BEGIN TASK INPUT

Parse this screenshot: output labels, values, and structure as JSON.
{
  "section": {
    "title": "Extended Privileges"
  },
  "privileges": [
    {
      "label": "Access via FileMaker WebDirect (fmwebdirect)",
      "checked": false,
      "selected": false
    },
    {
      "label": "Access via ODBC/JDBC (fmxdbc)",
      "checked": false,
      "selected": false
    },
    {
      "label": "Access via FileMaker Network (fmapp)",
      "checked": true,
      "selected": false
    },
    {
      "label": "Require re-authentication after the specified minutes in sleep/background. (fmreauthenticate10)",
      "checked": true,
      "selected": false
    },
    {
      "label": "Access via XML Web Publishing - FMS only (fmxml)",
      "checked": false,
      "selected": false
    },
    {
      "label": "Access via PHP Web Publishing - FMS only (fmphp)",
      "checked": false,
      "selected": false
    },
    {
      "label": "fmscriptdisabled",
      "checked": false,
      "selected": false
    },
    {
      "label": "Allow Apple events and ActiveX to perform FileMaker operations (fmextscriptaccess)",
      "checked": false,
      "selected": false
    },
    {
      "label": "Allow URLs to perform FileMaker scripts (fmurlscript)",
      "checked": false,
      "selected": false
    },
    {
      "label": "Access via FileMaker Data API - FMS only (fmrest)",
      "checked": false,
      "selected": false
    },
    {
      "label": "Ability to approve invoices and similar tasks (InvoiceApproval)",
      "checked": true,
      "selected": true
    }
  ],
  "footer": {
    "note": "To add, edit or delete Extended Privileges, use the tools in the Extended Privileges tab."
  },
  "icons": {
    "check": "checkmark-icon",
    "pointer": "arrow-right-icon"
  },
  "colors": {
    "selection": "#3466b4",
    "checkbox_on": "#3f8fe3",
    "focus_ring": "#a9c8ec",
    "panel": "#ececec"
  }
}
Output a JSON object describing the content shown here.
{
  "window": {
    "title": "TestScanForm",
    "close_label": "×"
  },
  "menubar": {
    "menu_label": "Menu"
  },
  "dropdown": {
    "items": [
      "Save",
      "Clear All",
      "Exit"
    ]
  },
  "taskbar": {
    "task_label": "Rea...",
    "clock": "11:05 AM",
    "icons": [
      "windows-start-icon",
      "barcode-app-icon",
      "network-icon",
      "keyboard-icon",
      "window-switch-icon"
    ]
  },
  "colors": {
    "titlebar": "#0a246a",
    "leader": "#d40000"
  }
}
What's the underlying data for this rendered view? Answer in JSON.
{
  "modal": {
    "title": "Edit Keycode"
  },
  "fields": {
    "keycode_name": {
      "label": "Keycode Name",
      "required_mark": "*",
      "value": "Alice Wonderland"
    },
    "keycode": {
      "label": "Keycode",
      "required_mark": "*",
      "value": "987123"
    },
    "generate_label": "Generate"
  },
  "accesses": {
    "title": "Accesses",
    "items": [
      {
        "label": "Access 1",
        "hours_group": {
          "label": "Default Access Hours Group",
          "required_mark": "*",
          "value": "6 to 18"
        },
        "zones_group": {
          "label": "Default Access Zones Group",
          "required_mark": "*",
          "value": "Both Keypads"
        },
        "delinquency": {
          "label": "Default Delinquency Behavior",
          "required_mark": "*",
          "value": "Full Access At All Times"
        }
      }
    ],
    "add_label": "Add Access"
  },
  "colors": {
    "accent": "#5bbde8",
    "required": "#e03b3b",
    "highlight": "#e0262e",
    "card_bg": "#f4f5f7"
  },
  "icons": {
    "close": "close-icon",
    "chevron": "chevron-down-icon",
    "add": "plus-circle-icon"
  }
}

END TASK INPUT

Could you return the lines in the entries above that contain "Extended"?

    "title": "Extended Privileges"
    "note": "To add, edit or delete Extended Privileges, use the tools in the Extended Privileges tab."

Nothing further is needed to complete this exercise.